Task item ▸ The result should be a faithful copy of every entry below, with the pictures left out.

Information provided ▸
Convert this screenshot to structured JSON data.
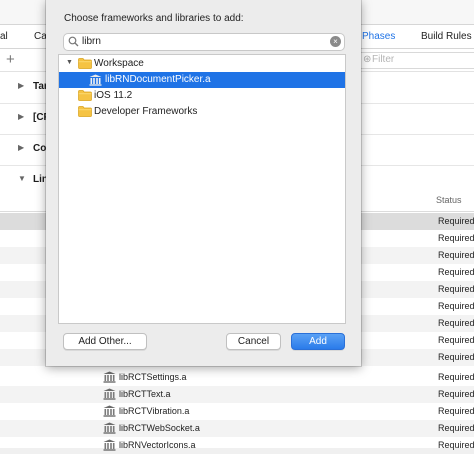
{
  "background": {
    "tabs": [
      {
        "label": "al"
      },
      {
        "label": "Ca"
      },
      {
        "label": "Phases",
        "active": true
      },
      {
        "label": "Build Rules"
      }
    ],
    "add_label": "+",
    "filter_placeholder": "Filter",
    "sections": [
      {
        "label": "Tar"
      },
      {
        "label": "[CP"
      },
      {
        "label": "Co"
      },
      {
        "label": "Lin"
      }
    ],
    "status_header": "Status",
    "status_value": "Required",
    "files": [
      "libRCTSettings.a",
      "libRCTText.a",
      "libRCTVibration.a",
      "libRCTWebSocket.a",
      "libRNVectorIcons.a"
    ]
  },
  "dialog": {
    "title": "Choose frameworks and libraries to add:",
    "search_value": "librn",
    "items": [
      {
        "label": "Workspace",
        "type": "folder",
        "expanded": true
      },
      {
        "label": "libRNDocumentPicker.a",
        "type": "library",
        "selected": true
      },
      {
        "label": "iOS 11.2",
        "type": "folder"
      },
      {
        "label": "Developer Frameworks",
        "type": "folder"
      }
    ],
    "add_other_label": "Add Other...",
    "cancel_label": "Cancel",
    "add_label": "Add"
  },
  "colors": {
    "accent": "#1f73e6",
    "folder": "#f5c343"
  }
}
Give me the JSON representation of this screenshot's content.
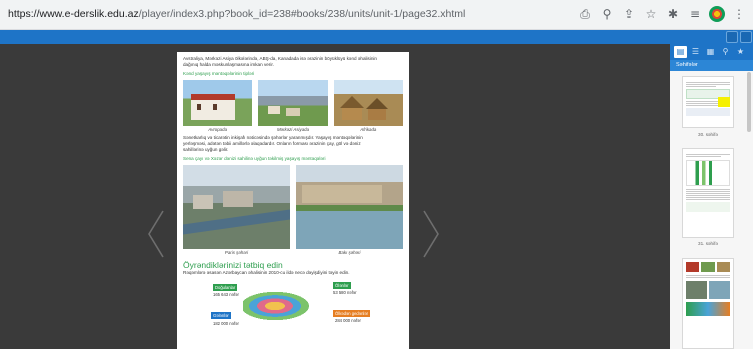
{
  "browser": {
    "url_host": "https://www.e-derslik.edu.az",
    "url_path": "/player/index3.php?book_id=238#books/238/units/unit-1/page32.xhtml",
    "icons": [
      "translate-icon",
      "zoom-icon",
      "share-icon",
      "star-icon",
      "extensions-icon",
      "reading-list-icon",
      "profile-icon",
      "menu-icon"
    ]
  },
  "page": {
    "intro_lines": [
      "Avstraliya, Mərkəzi Asiya ölkələrində, ABŞ-da, Kanadada isə ərazinin böyüklüyü kənd əhalisinin",
      "dağınıq halda məskunlaşmasına imkan verir."
    ],
    "heading_rural": "Kənd yaşayış məntəqələrinin tipləri",
    "captions_row1": [
      "Avropada",
      "Mərkəzi Asiyada",
      "Afrikada"
    ],
    "middle_lines": [
      "Sənetkarlıq və ticarətin inkişafı nəticəsində şəhərlər yaranmışdır. Yaşayış məntəqələrinin",
      "yerləşməsi, adətən təbii amillərlə əlaqədardır. Onların forması ərazinin çay, göl və dəniz",
      "sahillərinə uyğun gəlir."
    ],
    "heading_coast": "Sena çayı və Xəzər dənizi sahilinə uyğun təkilmiş yaşayış məntəqələri",
    "captions_row2": [
      "Paris şəhəri",
      "Bakı şəhəri"
    ],
    "section_title": "Öyrəndiklərinizi tətbiq edin",
    "task_line": "Rəqəmlərə əsasən Azərbaycan əhalisinin 2010-cu ildə necə dəyişdiyini təyin edin.",
    "infographic": {
      "labels": [
        "Doğulanlar",
        "Ölənlər",
        "Gələnlər",
        "Ölkədən gedənlər"
      ],
      "values": [
        "165 643 nəfər",
        "53 580 nəfər",
        "182 000 nəfər",
        "284 000 nəfər"
      ],
      "colors": [
        "#2e9e4e",
        "#2e9e4e",
        "#1e74c7",
        "#e67e22"
      ]
    }
  },
  "sidebar": {
    "title": "Səhifələr",
    "tabs": [
      "pages-icon",
      "list-icon",
      "grid-icon",
      "search-icon",
      "bookmark-icon"
    ],
    "thumb_labels": [
      "30. səhifə",
      "31. səhifə"
    ]
  },
  "colors": {
    "accent": "#1e74c7",
    "green": "#2e9e4e",
    "reader_bg": "#3a3a3a"
  }
}
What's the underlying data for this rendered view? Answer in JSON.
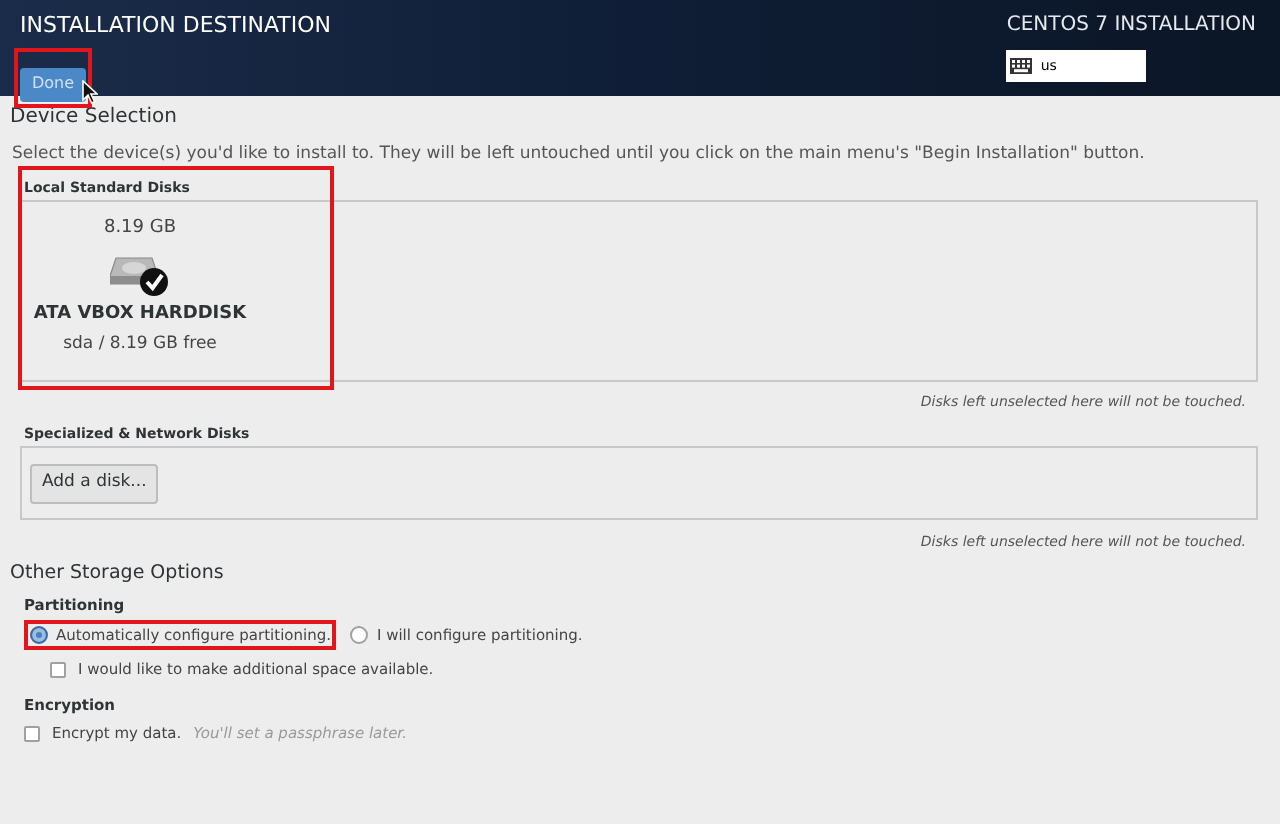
{
  "header": {
    "title": "INSTALLATION DESTINATION",
    "done_button": "Done",
    "done_highlighted": true,
    "product": "CENTOS 7 INSTALLATION",
    "keyboard_layout": "us"
  },
  "device_selection": {
    "heading": "Device Selection",
    "description": "Select the device(s) you'd like to install to.  They will be left untouched until you click on the main menu's \"Begin Installation\" button.",
    "local_disks": {
      "label": "Local Standard Disks",
      "highlighted": true,
      "disks": [
        {
          "size": "8.19 GB",
          "name": "ATA VBOX HARDDISK",
          "device_info": "sda  /  8.19 GB free",
          "selected": true
        }
      ],
      "hint": "Disks left unselected here will not be touched."
    },
    "network_disks": {
      "label": "Specialized & Network Disks",
      "add_button": "Add a disk...",
      "hint": "Disks left unselected here will not be touched."
    }
  },
  "other_storage": {
    "heading": "Other Storage Options",
    "partitioning": {
      "label": "Partitioning",
      "options": [
        {
          "label": "Automatically configure partitioning.",
          "selected": true,
          "highlighted": true
        },
        {
          "label": "I will configure partitioning.",
          "selected": false,
          "highlighted": false
        }
      ],
      "reclaim": {
        "label": "I would like to make additional space available.",
        "checked": false
      }
    },
    "encryption": {
      "label": "Encryption",
      "encrypt": {
        "label": "Encrypt my data.",
        "hint": "You'll set a passphrase later.",
        "checked": false
      }
    }
  }
}
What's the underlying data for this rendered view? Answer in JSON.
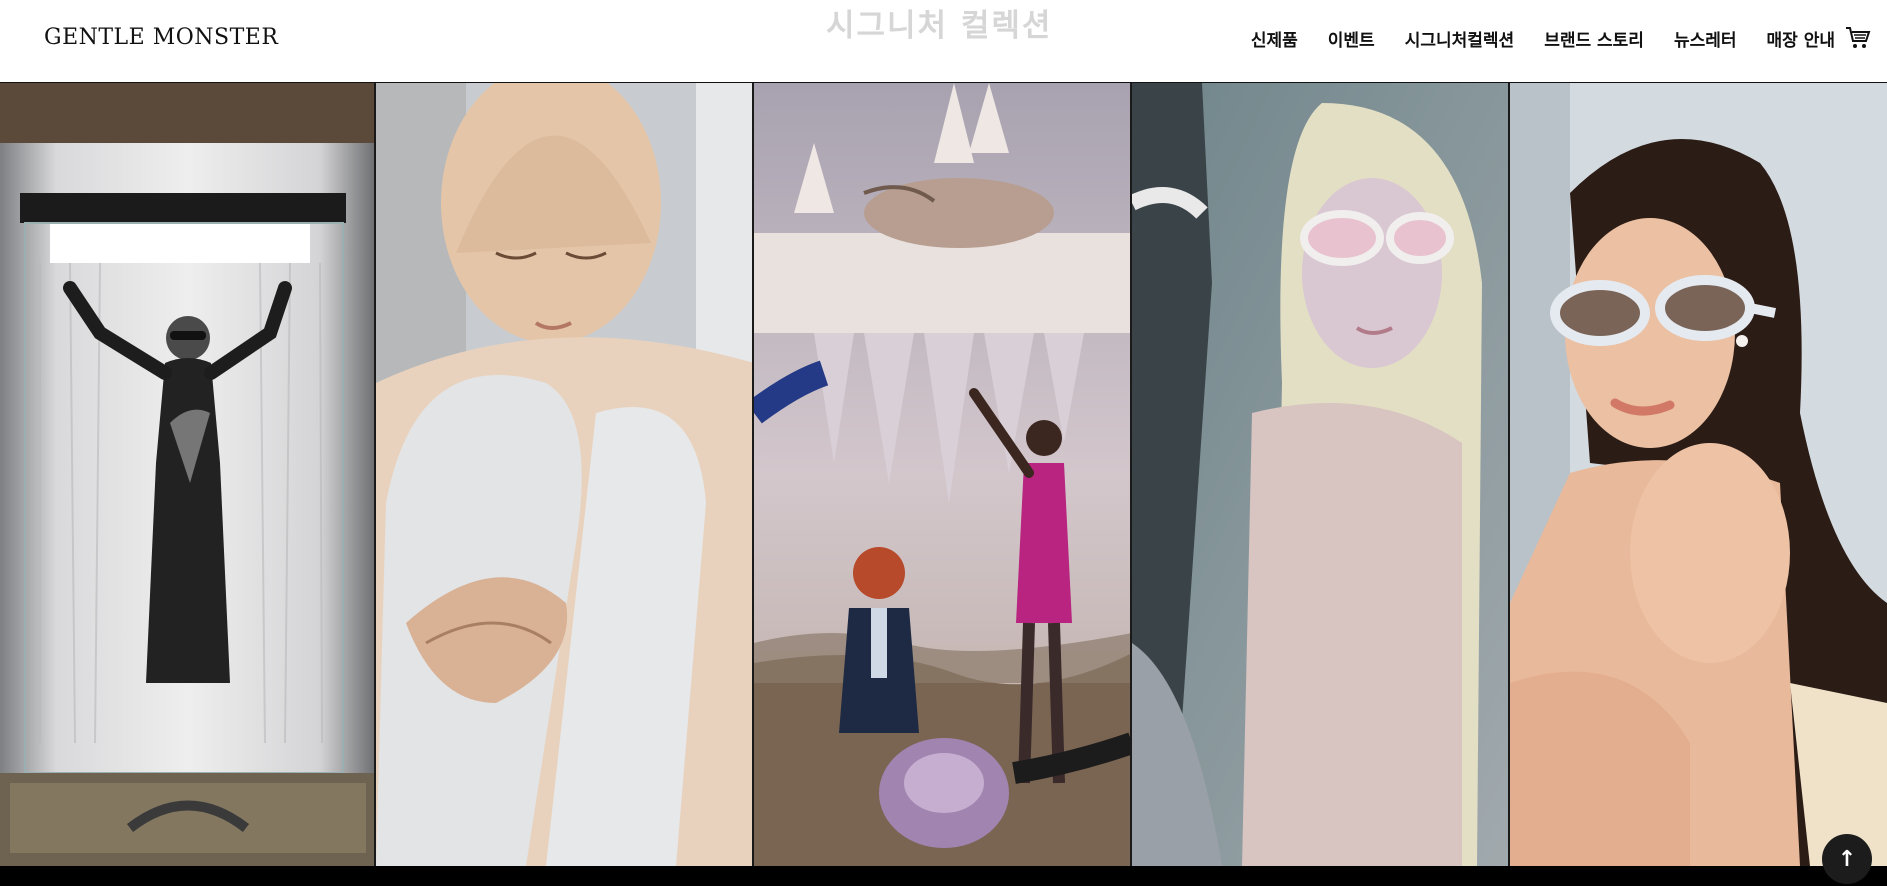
{
  "header": {
    "logo": "GENTLE MONSTER",
    "ghost_title": "시그니처 컬렉션",
    "nav": [
      "신제품",
      "이벤트",
      "시그니처컬렉션",
      "브랜드 스토리",
      "뉴스레터",
      "매장 안내"
    ],
    "cart_icon": "cart-icon"
  },
  "gallery": {
    "panels": [
      {
        "subject": "mannequin in glass display case",
        "palette": [
          "#5b4a3a",
          "#d8d6d4",
          "#1a1a1a"
        ]
      },
      {
        "subject": "hyperreal sculpture of seated man",
        "palette": [
          "#cfd3d6",
          "#e6c6a9",
          "#8a8d90"
        ]
      },
      {
        "subject": "surreal floating island with figures",
        "palette": [
          "#c9c0c8",
          "#b8247f",
          "#1e2a44"
        ]
      },
      {
        "subject": "platinum-haired model with white sunglasses",
        "palette": [
          "#7a8e93",
          "#e3d6d0",
          "#cfd8b8"
        ]
      },
      {
        "subject": "model with white oval sunglasses",
        "palette": [
          "#cfd6dc",
          "#e8b89c",
          "#2b1c15"
        ]
      }
    ]
  },
  "scroll_top": {
    "icon": "arrow-up-icon",
    "glyph": "↑"
  }
}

Solution ▸
Convert this screenshot to structured JSON data.
{
  "background": {
    "tabs": [
      {
        "label": "al"
      },
      {
        "label": "Ca"
      },
      {
        "label": "Phases",
        "active": true
      },
      {
        "label": "Build Rules"
      }
    ],
    "add_label": "+",
    "filter_placeholder": "Filter",
    "sections": [
      {
        "label": "Tar"
      },
      {
        "label": "[CP"
      },
      {
        "label": "Co"
      },
      {
        "label": "Lin"
      }
    ],
    "status_header": "Status",
    "status_value": "Required",
    "files": [
      "libRCTSettings.a",
      "libRCTText.a",
      "libRCTVibration.a",
      "libRCTWebSocket.a",
      "libRNVectorIcons.a"
    ]
  },
  "dialog": {
    "title": "Choose frameworks and libraries to add:",
    "search_value": "librn",
    "items": [
      {
        "label": "Workspace",
        "type": "folder",
        "expanded": true
      },
      {
        "label": "libRNDocumentPicker.a",
        "type": "library",
        "selected": true
      },
      {
        "label": "iOS 11.2",
        "type": "folder"
      },
      {
        "label": "Developer Frameworks",
        "type": "folder"
      }
    ],
    "add_other_label": "Add Other...",
    "cancel_label": "Cancel",
    "add_label": "Add"
  },
  "colors": {
    "accent": "#1f73e6",
    "folder": "#f5c343"
  }
}
Give me the JSON representation of this screenshot's content.
{
  "browser": {
    "url_host": "https://www.e-derslik.edu.az",
    "url_path": "/player/index3.php?book_id=238#books/238/units/unit-1/page32.xhtml",
    "icons": [
      "translate-icon",
      "zoom-icon",
      "share-icon",
      "star-icon",
      "extensions-icon",
      "reading-list-icon",
      "profile-icon",
      "menu-icon"
    ]
  },
  "page": {
    "intro_lines": [
      "Avstraliya, Mərkəzi Asiya ölkələrində, ABŞ-da, Kanadada isə ərazinin böyüklüyü kənd əhalisinin",
      "dağınıq halda məskunlaşmasına imkan verir."
    ],
    "heading_rural": "Kənd yaşayış məntəqələrinin tipləri",
    "captions_row1": [
      "Avropada",
      "Mərkəzi Asiyada",
      "Afrikada"
    ],
    "middle_lines": [
      "Sənetkarlıq və ticarətin inkişafı nəticəsində şəhərlər yaranmışdır. Yaşayış məntəqələrinin",
      "yerləşməsi, adətən təbii amillərlə əlaqədardır. Onların forması ərazinin çay, göl və dəniz",
      "sahillərinə uyğun gəlir."
    ],
    "heading_coast": "Sena çayı və Xəzər dənizi sahilinə uyğun təkilmiş yaşayış məntəqələri",
    "captions_row2": [
      "Paris şəhəri",
      "Bakı şəhəri"
    ],
    "section_title": "Öyrəndiklərinizi tətbiq edin",
    "task_line": "Rəqəmlərə əsasən Azərbaycan əhalisinin 2010-cu ildə necə dəyişdiyini təyin edin.",
    "infographic": {
      "labels": [
        "Doğulanlar",
        "Ölənlər",
        "Gələnlər",
        "Ölkədən gedənlər"
      ],
      "values": [
        "165 643 nəfər",
        "53 580 nəfər",
        "182 000 nəfər",
        "284 000 nəfər"
      ],
      "colors": [
        "#2e9e4e",
        "#2e9e4e",
        "#1e74c7",
        "#e67e22"
      ]
    }
  },
  "sidebar": {
    "title": "Səhifələr",
    "tabs": [
      "pages-icon",
      "list-icon",
      "grid-icon",
      "search-icon",
      "bookmark-icon"
    ],
    "thumb_labels": [
      "30. səhifə",
      "31. səhifə"
    ]
  },
  "colors": {
    "accent": "#1e74c7",
    "green": "#2e9e4e",
    "reader_bg": "#3a3a3a"
  }
}
What's the underlying data for this rendered view? Answer in JSON.
{
  "header": {
    "title": "INSTALLATION DESTINATION",
    "done_button": "Done",
    "done_highlighted": true,
    "product": "CENTOS 7 INSTALLATION",
    "keyboard_layout": "us"
  },
  "device_selection": {
    "heading": "Device Selection",
    "description": "Select the device(s) you'd like to install to.  They will be left untouched until you click on the main menu's \"Begin Installation\" button.",
    "local_disks": {
      "label": "Local Standard Disks",
      "highlighted": true,
      "disks": [
        {
          "size": "8.19 GB",
          "name": "ATA VBOX HARDDISK",
          "device_info": "sda  /  8.19 GB free",
          "selected": true
        }
      ],
      "hint": "Disks left unselected here will not be touched."
    },
    "network_disks": {
      "label": "Specialized & Network Disks",
      "add_button": "Add a disk...",
      "hint": "Disks left unselected here will not be touched."
    }
  },
  "other_storage": {
    "heading": "Other Storage Options",
    "partitioning": {
      "label": "Partitioning",
      "options": [
        {
          "label": "Automatically configure partitioning.",
          "selected": true,
          "highlighted": true
        },
        {
          "label": "I will configure partitioning.",
          "selected": false,
          "highlighted": false
        }
      ],
      "reclaim": {
        "label": "I would like to make additional space available.",
        "checked": false
      }
    },
    "encryption": {
      "label": "Encryption",
      "encrypt": {
        "label": "Encrypt my data.",
        "hint": "You'll set a passphrase later.",
        "checked": false
      }
    }
  }
}
What's the underlying data for this rendered view? Answer in JSON.
{
  "header": {
    "logo": "GENTLE MONSTER",
    "ghost_title": "시그니처 컬렉션",
    "nav": [
      "신제품",
      "이벤트",
      "시그니처컬렉션",
      "브랜드 스토리",
      "뉴스레터",
      "매장 안내"
    ],
    "cart_icon": "cart-icon"
  },
  "gallery": {
    "panels": [
      {
        "subject": "mannequin in glass display case",
        "palette": [
          "#5b4a3a",
          "#d8d6d4",
          "#1a1a1a"
        ]
      },
      {
        "subject": "hyperreal sculpture of seated man",
        "palette": [
          "#cfd3d6",
          "#e6c6a9",
          "#8a8d90"
        ]
      },
      {
        "subject": "surreal floating island with figures",
        "palette": [
          "#c9c0c8",
          "#b8247f",
          "#1e2a44"
        ]
      },
      {
        "subject": "platinum-haired model with white sunglasses",
        "palette": [
          "#7a8e93",
          "#e3d6d0",
          "#cfd8b8"
        ]
      },
      {
        "subject": "model with white oval sunglasses",
        "palette": [
          "#cfd6dc",
          "#e8b89c",
          "#2b1c15"
        ]
      }
    ]
  },
  "scroll_top": {
    "icon": "arrow-up-icon",
    "glyph": "↑"
  }
}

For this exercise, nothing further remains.